In the last few months, Editor & Publisher’s Greg Mitchell and Slate columnist Jack Schafer have each lauded “Ace in the Hole” — Billy Wilder’s 1951 classic about an unprincipled reporter ginning up his own media circus — as the best movie about their profession. As for the tube, Associated Press’ Frazier Moore recently paid tribute to “Lou Grant,” the entertaining “Mary Tyler Moore” spinoff that CBS canceled a quarter-century ago.
Schafer rightly noted that “Ace in the Hole” details “the mechanics of how the press turns news ripples into tsunamis,” while acknowledging that the excesses of the central reporter (played by Kirk Douglas) are perhaps most reminiscent today of the urgency sought by cable news.

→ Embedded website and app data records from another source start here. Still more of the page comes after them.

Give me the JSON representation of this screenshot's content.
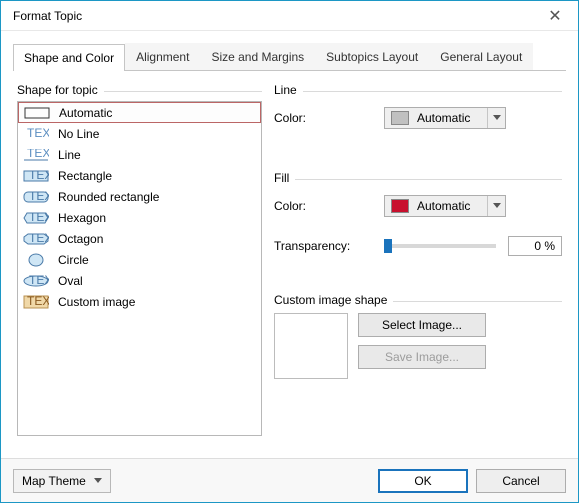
{
  "window": {
    "title": "Format Topic"
  },
  "tabs": [
    {
      "label": "Shape and Color",
      "active": true
    },
    {
      "label": "Alignment"
    },
    {
      "label": "Size and Margins"
    },
    {
      "label": "Subtopics Layout"
    },
    {
      "label": "General Layout"
    }
  ],
  "shape_group": {
    "title": "Shape for topic",
    "items": [
      {
        "label": "Automatic",
        "selected": true
      },
      {
        "label": "No Line"
      },
      {
        "label": "Line"
      },
      {
        "label": "Rectangle"
      },
      {
        "label": "Rounded rectangle"
      },
      {
        "label": "Hexagon"
      },
      {
        "label": "Octagon"
      },
      {
        "label": "Circle"
      },
      {
        "label": "Oval"
      },
      {
        "label": "Custom image"
      }
    ]
  },
  "line": {
    "title": "Line",
    "color_label": "Color:",
    "color_value": "Automatic",
    "swatch": "#c0c0c0"
  },
  "fill": {
    "title": "Fill",
    "color_label": "Color:",
    "color_value": "Automatic",
    "swatch": "#c8102e",
    "transparency_label": "Transparency:",
    "transparency_value": "0 %"
  },
  "custom": {
    "title": "Custom image shape",
    "select_btn": "Select Image...",
    "save_btn": "Save Image..."
  },
  "footer": {
    "map_theme": "Map Theme",
    "ok": "OK",
    "cancel": "Cancel"
  }
}
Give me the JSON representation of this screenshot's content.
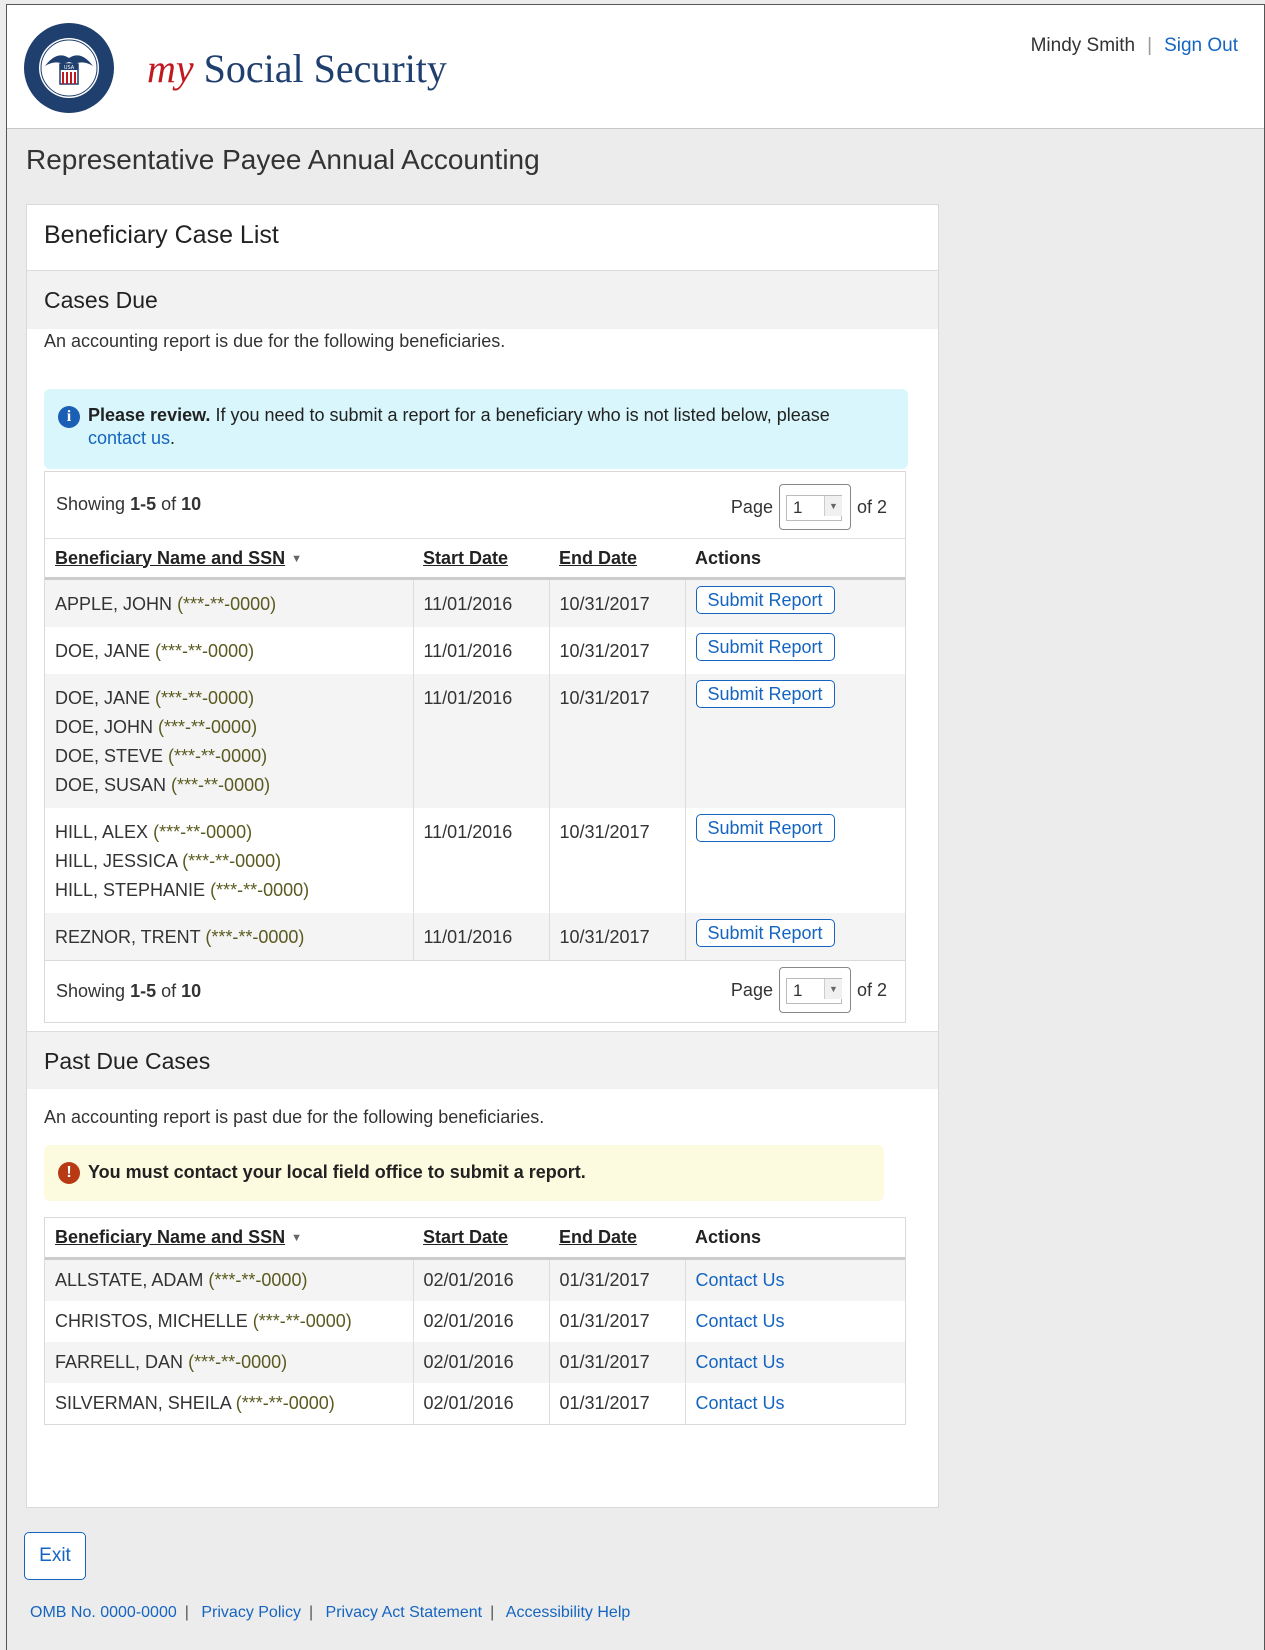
{
  "header": {
    "brand_my": "my",
    "brand_rest": "Social Security",
    "user_name": "Mindy Smith",
    "sign_out": "Sign Out",
    "seal_text": "SOCIAL SECURITY ADMINISTRATION",
    "seal_usa": "USA"
  },
  "page_title": "Representative Payee Annual Accounting",
  "case_list": {
    "title": "Beneficiary Case List",
    "due": {
      "heading": "Cases Due",
      "description": "An accounting report is due for the following beneficiaries.",
      "alert_bold": "Please review.",
      "alert_text": " If you need to submit a report for a beneficiary who is not listed below, please ",
      "alert_link": "contact us",
      "alert_end": ".",
      "showing_prefix": "Showing ",
      "showing_range": "1-5",
      "showing_of": " of ",
      "showing_total": "10",
      "page_label": "Page",
      "page_value": "1",
      "page_of": "of 2",
      "columns": [
        "Beneficiary Name and SSN",
        "Start Date",
        "End Date",
        "Actions"
      ],
      "rows": [
        {
          "names": [
            [
              "APPLE, JOHN",
              "(***-**-0000)"
            ]
          ],
          "start": "11/01/2016",
          "end": "10/31/2017",
          "action": "Submit Report"
        },
        {
          "names": [
            [
              "DOE, JANE",
              "(***-**-0000)"
            ]
          ],
          "start": "11/01/2016",
          "end": "10/31/2017",
          "action": "Submit Report"
        },
        {
          "names": [
            [
              "DOE, JANE",
              "(***-**-0000)"
            ],
            [
              "DOE, JOHN",
              "(***-**-0000)"
            ],
            [
              "DOE, STEVE",
              "(***-**-0000)"
            ],
            [
              "DOE, SUSAN",
              "(***-**-0000)"
            ]
          ],
          "start": "11/01/2016",
          "end": "10/31/2017",
          "action": "Submit Report"
        },
        {
          "names": [
            [
              "HILL, ALEX",
              "(***-**-0000)"
            ],
            [
              "HILL, JESSICA",
              "(***-**-0000)"
            ],
            [
              "HILL, STEPHANIE",
              "(***-**-0000)"
            ]
          ],
          "start": "11/01/2016",
          "end": "10/31/2017",
          "action": "Submit Report"
        },
        {
          "names": [
            [
              "REZNOR, TRENT",
              "(***-**-0000)"
            ]
          ],
          "start": "11/01/2016",
          "end": "10/31/2017",
          "action": "Submit Report"
        }
      ]
    },
    "past_due": {
      "heading": "Past Due Cases",
      "description": "An accounting report is past due for the following beneficiaries.",
      "alert_text": "You must contact your local field office to submit a report.",
      "columns": [
        "Beneficiary Name and SSN",
        "Start Date",
        "End Date",
        "Actions"
      ],
      "rows": [
        {
          "name": "ALLSTATE, ADAM",
          "ssn": "(***-**-0000)",
          "start": "02/01/2016",
          "end": "01/31/2017",
          "action": "Contact Us"
        },
        {
          "name": "CHRISTOS, MICHELLE",
          "ssn": "(***-**-0000)",
          "start": "02/01/2016",
          "end": "01/31/2017",
          "action": "Contact Us"
        },
        {
          "name": "FARRELL, DAN",
          "ssn": "(***-**-0000)",
          "start": "02/01/2016",
          "end": "01/31/2017",
          "action": "Contact Us"
        },
        {
          "name": "SILVERMAN, SHEILA",
          "ssn": "(***-**-0000)",
          "start": "02/01/2016",
          "end": "01/31/2017",
          "action": "Contact Us"
        }
      ]
    }
  },
  "exit_label": "Exit",
  "footer": {
    "omb": "OMB No. 0000-0000",
    "links": [
      "Privacy Policy",
      "Privacy Act Statement",
      "Accessibility Help"
    ]
  },
  "colors": {
    "link_blue": "#1565c0",
    "brand_red": "#c0191f",
    "brand_navy": "#1f3f6e",
    "info_bg": "#d8f6fb",
    "warn_bg": "#fcfadf"
  }
}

Even the best glimpses of newspapers, however, are generally exaggerated for dramatic effect, making reporters more glamorous, better dressed and frequently more active and heroic (or, conversely, venal) than the norm — along with the cliches of rolled-up sleeves and gnawed-on pencils behind the ear.
In recent years, the gold standard was set by “The West Wing,” which captured much of the give-and-take between reporters and sources, albeit in a peripheral role, thanks to writer-producer Aaron Sorkin’s keen ear.
For obvious reasons, most productions avoid the drudgery of print reporting, inasmuch as the process of working phones and confirming tips isn’t especially telegenic. Indeed, even “All the President’s Men” — a rare example of journalism done right onscreen — created inordinate excitement by virtue of its subject matter and those shadowy meetings with Deep Throat in a darkened garage.
Granted, that’s infinitely preferable to the absurdity usually on display — the journalistic malpractice in “Absence of Malice,” the hyperbolic drama of “The Paper” and the Lois Lane school of journalism, which frequently involves “scoop”-seeking reporters foolishly placing themselves into a life-or-death situation and then waiting to be rescued.
By contrast, Simon’s newspaper is a microcosm of a media industry that often seems to have lost its moral compass, as well as a corporate culture where truth is sacrificed on the altar of neglect more than malevolence.
So in terms of the debates reporters conduct in bars, this one at least can be retired until a better example comes along, and given the historical record, please nobody hold your breath.
The best look at newspapers in movies or TV? Hands down, the prize goes to “The Wire.”